Was it a shortage of time? (Consider breaking the task down into even smaller tasks so you feel equipped to do something about it). Do you fully understand what the task entails? (Interrogate the task. If you really can’t get clear on it, you have to ask for help or toss it). Are you waiting on something from someone else in order to do the task? (Shuffle that into a custom Someday list for “Waiting” or “Check In” or “People On My Sh*t List”).
Check out your Someday list & migrate tasks over to your daily list.
Is there anything there that you could move onto your daily to-do lists for the week ahead? Anything that suddenly has a deadline placed on it that needs to be chipped away at?
Do another brain dump for all the things you think you’ll need to remember for the next week (see Part 1).
It’s a good idea to try and do at least the first bullet point on a Friday afternoon, when you have a good memory of the days before and you aren’t getting swept away in the Monday morning hubbub.
GTD should be, above all else, simple. It should be the headache reliever, not the source of the headache.
It’s about much more than just completing tasks (although that is the bulk of it) and it’s definitely not about becoming productivity machines. As cloudy projects and tasks pile up and time spent not touching them passes, our brains can become incubators of anxiety, shame, fear, and ultimately — suffering. Suffering is the worst!

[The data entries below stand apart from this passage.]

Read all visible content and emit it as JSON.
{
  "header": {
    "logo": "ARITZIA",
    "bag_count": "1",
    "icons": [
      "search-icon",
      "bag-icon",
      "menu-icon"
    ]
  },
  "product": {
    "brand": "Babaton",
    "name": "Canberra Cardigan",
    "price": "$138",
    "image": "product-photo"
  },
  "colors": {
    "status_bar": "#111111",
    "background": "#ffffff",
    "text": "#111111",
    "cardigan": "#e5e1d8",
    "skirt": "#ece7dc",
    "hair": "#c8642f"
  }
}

By writing things down, giving them a name, staring them in the face, asking them what business they have with you, and then knowing exactly when and how you’ll deal with them, you’re allowed to completely ignore those tasks until the time to actually do them arrives. When it comes to the whirlpool of life’s many tasks, ignorance really can be bliss.